- [TASK DIRECTIONS]: Print the data below exactly as it stands, and keep the pictures out.

*** MATERIAL FOR THIS TASK

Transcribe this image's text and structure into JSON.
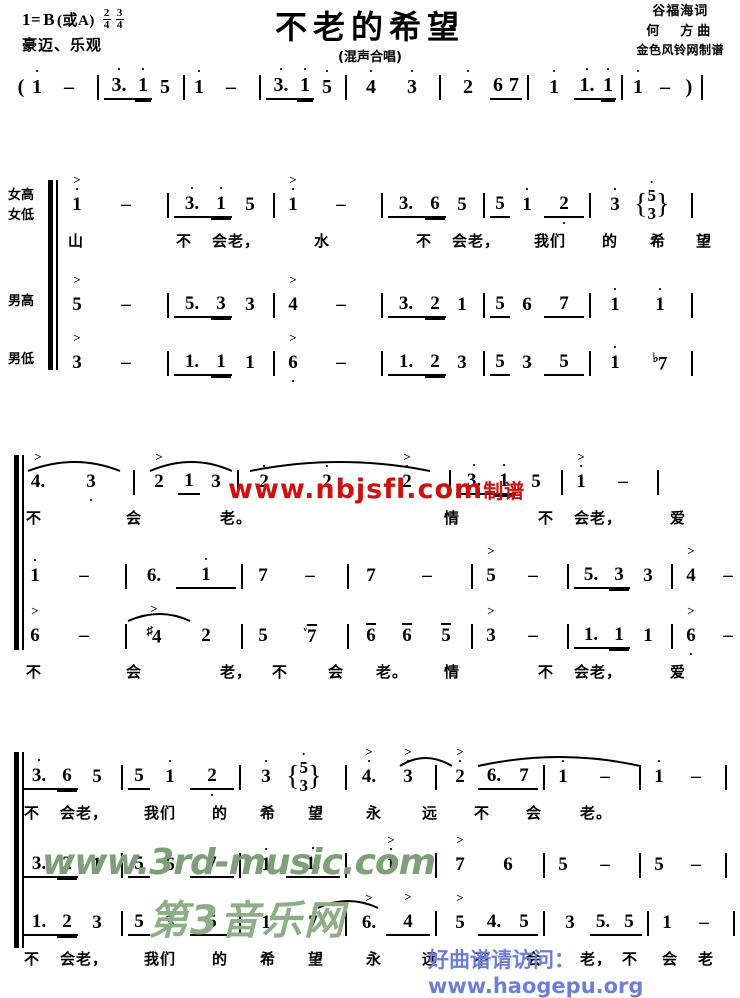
{
  "header": {
    "key_label": "1=",
    "key_value": "B",
    "key_alt": "(或A)",
    "meters": [
      {
        "num": "2",
        "den": "4"
      },
      {
        "num": "3",
        "den": "4"
      }
    ],
    "tempo_mark": "豪迈、乐观",
    "title": "不老的希望",
    "subtitle": "(混声合唱)",
    "credit_lyricist": "谷福海词",
    "credit_composer": "何　方曲",
    "credit_engraver": "金色风铃网制谱"
  },
  "intro": {
    "label": "intro-line",
    "tokens": "( 1̇ - | 3̇. 1̇ 5 | 1̇ - | 3̇. 1̇ 5̇ | 4̇ 3̇ | 2̇ 6 7 | 1̇ 1̇. 1̇ | 1̇ - ) |",
    "notes": [
      {
        "g": "(",
        "t": "paren"
      },
      {
        "g": "1",
        "oct": "up",
        "t": "note"
      },
      {
        "g": "-",
        "t": "dash"
      },
      {
        "g": "|",
        "t": "bar"
      },
      {
        "g": "3.",
        "oct": "up",
        "t": "note",
        "beam": 1
      },
      {
        "g": "1",
        "oct": "up",
        "t": "note",
        "beam": 2
      },
      {
        "g": "5",
        "t": "note"
      },
      {
        "g": "|",
        "t": "bar"
      },
      {
        "g": "1",
        "oct": "up",
        "t": "note"
      },
      {
        "g": "-",
        "t": "dash"
      },
      {
        "g": "|",
        "t": "bar"
      },
      {
        "g": "3.",
        "oct": "up",
        "t": "note",
        "beam": 1
      },
      {
        "g": "1",
        "oct": "up",
        "t": "note",
        "beam": 2
      },
      {
        "g": "5",
        "oct": "up",
        "t": "note"
      },
      {
        "g": "|",
        "t": "bar"
      },
      {
        "g": "4",
        "oct": "up",
        "t": "note"
      },
      {
        "g": "3",
        "oct": "up",
        "t": "note"
      },
      {
        "g": "|",
        "t": "bar"
      },
      {
        "g": "2",
        "oct": "up",
        "t": "note"
      },
      {
        "g": "6",
        "t": "note",
        "beam": 1
      },
      {
        "g": "7",
        "t": "note",
        "beam": 1
      },
      {
        "g": "|",
        "t": "bar"
      },
      {
        "g": "1",
        "oct": "up",
        "t": "note"
      },
      {
        "g": "1.",
        "oct": "up",
        "t": "note",
        "beam": 1
      },
      {
        "g": "1",
        "oct": "up",
        "t": "note",
        "beam": 2
      },
      {
        "g": "|",
        "t": "bar"
      },
      {
        "g": "1",
        "oct": "up",
        "t": "note"
      },
      {
        "g": "-",
        "t": "dash"
      },
      {
        "g": ")",
        "t": "paren"
      },
      {
        "g": "|",
        "t": "bar"
      }
    ]
  },
  "voices": {
    "soprano_alto": "女高\n女低",
    "soprano": "女高",
    "alto": "女低",
    "tenor": "男高",
    "bass": "男低"
  },
  "systems": [
    {
      "name": "system-1",
      "upper_staff": {
        "voice": [
          "女高",
          "女低"
        ],
        "notes": "1̇ - | 3̇. 1̇ 5 | 1̇ - | 3̇. 6 5 | 5 1̇ 2̇ | 3̇ {5̇/3̇} |",
        "lyrics": [
          "山",
          "不",
          "会老，",
          "水",
          "不",
          "会老，",
          "我们",
          "的",
          "希",
          "望"
        ]
      },
      "tenor_staff": {
        "voice": "男高",
        "notes": "5 - | 5. 3 3 | 4 - | 3. 2 1 | 5 6 7 | 1̇ 1̇ |"
      },
      "bass_staff": {
        "voice": "男低",
        "notes": "3 - | 1. 1 1 | 6̩ - | 1. 2 3 | 5 3 5 | 1̇ ♭7 |"
      }
    },
    {
      "name": "system-2",
      "upper_staff": {
        "notes": "4. 3 | 2 1 3 | 2̇ 2̇ 2̇ | 3̇. 1̇ 5 | 1̇ - |",
        "lyrics": [
          "不",
          "会",
          "老。",
          "情",
          "不",
          "会老，",
          "爱"
        ]
      },
      "tenor_staff": {
        "notes": "1̇ - | 6. 1̇ | 7 - | 7 - | 5 - | 5. 3 3 | 4 - |"
      },
      "bass_staff": {
        "notes": "6 - | ♯4 2 | 5 ᵛ7̄ | 6̄ 6̄ 5̄ | 3 - | 1. 1 1 | 6̩ - |",
        "lyrics": [
          "不",
          "会",
          "老，",
          "不",
          "会",
          "老。",
          "情",
          "不",
          "会老，",
          "爱"
        ]
      }
    },
    {
      "name": "system-3",
      "upper_staff": {
        "notes": "3̇. 6 5 | 5 1̇ 2̇ | 3̇ {5̇/3̇} | 4̇. 3̇ | 2̇ 6. 7 | 1̇ - | 1̇ - |",
        "lyrics": [
          "不",
          "会老，",
          "我们",
          "的",
          "希",
          "望",
          "永",
          "远",
          "不",
          "会",
          "老。"
        ]
      },
      "tenor_staff": {
        "notes": "3. 2 1 | 5 6 7 | 1̇ 1̇. | 1̇ | 7 6 | 5 - | 5 - |"
      },
      "bass_staff": {
        "notes": "1. 2 3 | 5 3 5 | 1̇ 7 | 6. 4 | 5 4. 5 | 3 5. 5 | 1 - |",
        "lyrics": [
          "不",
          "会老，",
          "我们",
          "的",
          "希",
          "望",
          "永",
          "远",
          "不",
          "会",
          "老，",
          "不",
          "会",
          "老"
        ]
      }
    }
  ],
  "watermarks": {
    "red": "www.nbjsfl.com",
    "red_suffix": "制谱",
    "green_url": "www.3rd-music.com",
    "green_name": "第3音乐网",
    "blue": "好曲谱请访问：www.haogepu.org"
  },
  "colors": {
    "ink": "#000000",
    "watermark_red": "#cc1111",
    "watermark_green": "#8fae88",
    "watermark_blue": "#6f7fd6",
    "paper": "#ffffff"
  },
  "chart_data": {
    "type": "table",
    "title": "不老的希望 — 混声合唱简谱",
    "xlabel": "",
    "ylabel": "",
    "categories": [
      "女高/女低",
      "男高",
      "男低"
    ],
    "series": [
      {
        "name": "女高/女低",
        "values": [
          "1̇ -",
          "3̇. 1̇ 5",
          "1̇ -",
          "3̇. 6 5",
          "5 1̇ 2̇",
          "3̇ {5̇/3̇}",
          "4. 3",
          "2 1 3",
          "2̇ 2̇ 2̇",
          "3̇. 1̇ 5",
          "1̇ -",
          "3̇. 6 5",
          "5 1̇ 2̇",
          "3̇ {5̇/3̇}",
          "4̇. 3̇",
          "2̇ 6. 7",
          "1̇ -",
          "1̇ -"
        ]
      },
      {
        "name": "男高",
        "values": [
          "5 -",
          "5. 3 3",
          "4 -",
          "3. 2 1",
          "5 6 7",
          "1̇ 1̇",
          "1̇ -",
          "6. 1̇",
          "7 -",
          "7 -",
          "5 -",
          "5. 3 3",
          "4 -",
          "3. 2 1",
          "5 6 7",
          "1̇ 1̇.",
          "1̇ 7 6",
          "5 -",
          "5 -"
        ]
      },
      {
        "name": "男低",
        "values": [
          "3 -",
          "1. 1 1",
          "6̩ -",
          "1. 2 3",
          "5 3 5",
          "1̇ ♭7",
          "6 -",
          "♯4 2",
          "5 ᵛ7̄",
          "6̄ 6̄ 5̄",
          "3 -",
          "1. 1 1",
          "6̩ -",
          "1. 2 3",
          "5 3 5",
          "1̇ 7",
          "6. 4",
          "5 4. 5",
          "3 5. 5",
          "1 -"
        ]
      }
    ]
  }
}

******

- [RESULT OF THE TASK]:
Transcribe this image's text and structure into JSON.
{
  "header": {
    "key_label": "1=",
    "key_value": "B",
    "key_alt": "(或A)",
    "meters": [
      {
        "num": "2",
        "den": "4"
      },
      {
        "num": "3",
        "den": "4"
      }
    ],
    "tempo_mark": "豪迈、乐观",
    "title": "不老的希望",
    "subtitle": "(混声合唱)",
    "credit_lyricist": "谷福海词",
    "credit_composer": "何　方曲",
    "credit_engraver": "金色风铃网制谱"
  },
  "intro": {
    "label": "intro-line",
    "tokens": "( 1̇ - | 3̇. 1̇ 5 | 1̇ - | 3̇. 1̇ 5̇ | 4̇ 3̇ | 2̇ 6 7 | 1̇ 1̇. 1̇ | 1̇ - ) |",
    "notes": [
      {
        "g": "(",
        "t": "paren"
      },
      {
        "g": "1",
        "oct": "up",
        "t": "note"
      },
      {
        "g": "-",
        "t": "dash"
      },
      {
        "g": "|",
        "t": "bar"
      },
      {
        "g": "3.",
        "oct": "up",
        "t": "note",
        "beam": 1
      },
      {
        "g": "1",
        "oct": "up",
        "t": "note",
        "beam": 2
      },
      {
        "g": "5",
        "t": "note"
      },
      {
        "g": "|",
        "t": "bar"
      },
      {
        "g": "1",
        "oct": "up",
        "t": "note"
      },
      {
        "g": "-",
        "t": "dash"
      },
      {
        "g": "|",
        "t": "bar"
      },
      {
        "g": "3.",
        "oct": "up",
        "t": "note",
        "beam": 1
      },
      {
        "g": "1",
        "oct": "up",
        "t": "note",
        "beam": 2
      },
      {
        "g": "5",
        "oct": "up",
        "t": "note"
      },
      {
        "g": "|",
        "t": "bar"
      },
      {
        "g": "4",
        "oct": "up",
        "t": "note"
      },
      {
        "g": "3",
        "oct": "up",
        "t": "note"
      },
      {
        "g": "|",
        "t": "bar"
      },
      {
        "g": "2",
        "oct": "up",
        "t": "note"
      },
      {
        "g": "6",
        "t": "note",
        "beam": 1
      },
      {
        "g": "7",
        "t": "note",
        "beam": 1
      },
      {
        "g": "|",
        "t": "bar"
      },
      {
        "g": "1",
        "oct": "up",
        "t": "note"
      },
      {
        "g": "1.",
        "oct": "up",
        "t": "note",
        "beam": 1
      },
      {
        "g": "1",
        "oct": "up",
        "t": "note",
        "beam": 2
      },
      {
        "g": "|",
        "t": "bar"
      },
      {
        "g": "1",
        "oct": "up",
        "t": "note"
      },
      {
        "g": "-",
        "t": "dash"
      },
      {
        "g": ")",
        "t": "paren"
      },
      {
        "g": "|",
        "t": "bar"
      }
    ]
  },
  "voices": {
    "soprano_alto": "女高\n女低",
    "soprano": "女高",
    "alto": "女低",
    "tenor": "男高",
    "bass": "男低"
  },
  "systems": [
    {
      "name": "system-1",
      "upper_staff": {
        "voice": [
          "女高",
          "女低"
        ],
        "notes": "1̇ - | 3̇. 1̇ 5 | 1̇ - | 3̇. 6 5 | 5 1̇ 2̇ | 3̇ {5̇/3̇} |",
        "lyrics": [
          "山",
          "不",
          "会老，",
          "水",
          "不",
          "会老，",
          "我们",
          "的",
          "希",
          "望"
        ]
      },
      "tenor_staff": {
        "voice": "男高",
        "notes": "5 - | 5. 3 3 | 4 - | 3. 2 1 | 5 6 7 | 1̇ 1̇ |"
      },
      "bass_staff": {
        "voice": "男低",
        "notes": "3 - | 1. 1 1 | 6̩ - | 1. 2 3 | 5 3 5 | 1̇ ♭7 |"
      }
    },
    {
      "name": "system-2",
      "upper_staff": {
        "notes": "4. 3 | 2 1 3 | 2̇ 2̇ 2̇ | 3̇. 1̇ 5 | 1̇ - |",
        "lyrics": [
          "不",
          "会",
          "老。",
          "情",
          "不",
          "会老，",
          "爱"
        ]
      },
      "tenor_staff": {
        "notes": "1̇ - | 6. 1̇ | 7 - | 7 - | 5 - | 5. 3 3 | 4 - |"
      },
      "bass_staff": {
        "notes": "6 - | ♯4 2 | 5 ᵛ7̄ | 6̄ 6̄ 5̄ | 3 - | 1. 1 1 | 6̩ - |",
        "lyrics": [
          "不",
          "会",
          "老，",
          "不",
          "会",
          "老。",
          "情",
          "不",
          "会老，",
          "爱"
        ]
      }
    },
    {
      "name": "system-3",
      "upper_staff": {
        "notes": "3̇. 6 5 | 5 1̇ 2̇ | 3̇ {5̇/3̇} | 4̇. 3̇ | 2̇ 6. 7 | 1̇ - | 1̇ - |",
        "lyrics": [
          "不",
          "会老，",
          "我们",
          "的",
          "希",
          "望",
          "永",
          "远",
          "不",
          "会",
          "老。"
        ]
      },
      "tenor_staff": {
        "notes": "3. 2 1 | 5 6 7 | 1̇ 1̇. | 1̇ | 7 6 | 5 - | 5 - |"
      },
      "bass_staff": {
        "notes": "1. 2 3 | 5 3 5 | 1̇ 7 | 6. 4 | 5 4. 5 | 3 5. 5 | 1 - |",
        "lyrics": [
          "不",
          "会老，",
          "我们",
          "的",
          "希",
          "望",
          "永",
          "远",
          "不",
          "会",
          "老，",
          "不",
          "会",
          "老"
        ]
      }
    }
  ],
  "watermarks": {
    "red": "www.nbjsfl.com",
    "red_suffix": "制谱",
    "green_url": "www.3rd-music.com",
    "green_name": "第3音乐网",
    "blue": "好曲谱请访问：www.haogepu.org"
  },
  "colors": {
    "ink": "#000000",
    "watermark_red": "#cc1111",
    "watermark_green": "#8fae88",
    "watermark_blue": "#6f7fd6",
    "paper": "#ffffff"
  },
  "chart_data": {
    "type": "table",
    "title": "不老的希望 — 混声合唱简谱",
    "xlabel": "",
    "ylabel": "",
    "categories": [
      "女高/女低",
      "男高",
      "男低"
    ],
    "series": [
      {
        "name": "女高/女低",
        "values": [
          "1̇ -",
          "3̇. 1̇ 5",
          "1̇ -",
          "3̇. 6 5",
          "5 1̇ 2̇",
          "3̇ {5̇/3̇}",
          "4. 3",
          "2 1 3",
          "2̇ 2̇ 2̇",
          "3̇. 1̇ 5",
          "1̇ -",
          "3̇. 6 5",
          "5 1̇ 2̇",
          "3̇ {5̇/3̇}",
          "4̇. 3̇",
          "2̇ 6. 7",
          "1̇ -",
          "1̇ -"
        ]
      },
      {
        "name": "男高",
        "values": [
          "5 -",
          "5. 3 3",
          "4 -",
          "3. 2 1",
          "5 6 7",
          "1̇ 1̇",
          "1̇ -",
          "6. 1̇",
          "7 -",
          "7 -",
          "5 -",
          "5. 3 3",
          "4 -",
          "3. 2 1",
          "5 6 7",
          "1̇ 1̇.",
          "1̇ 7 6",
          "5 -",
          "5 -"
        ]
      },
      {
        "name": "男低",
        "values": [
          "3 -",
          "1. 1 1",
          "6̩ -",
          "1. 2 3",
          "5 3 5",
          "1̇ ♭7",
          "6 -",
          "♯4 2",
          "5 ᵛ7̄",
          "6̄ 6̄ 5̄",
          "3 -",
          "1. 1 1",
          "6̩ -",
          "1. 2 3",
          "5 3 5",
          "1̇ 7",
          "6. 4",
          "5 4. 5",
          "3 5. 5",
          "1 -"
        ]
      }
    ]
  }
}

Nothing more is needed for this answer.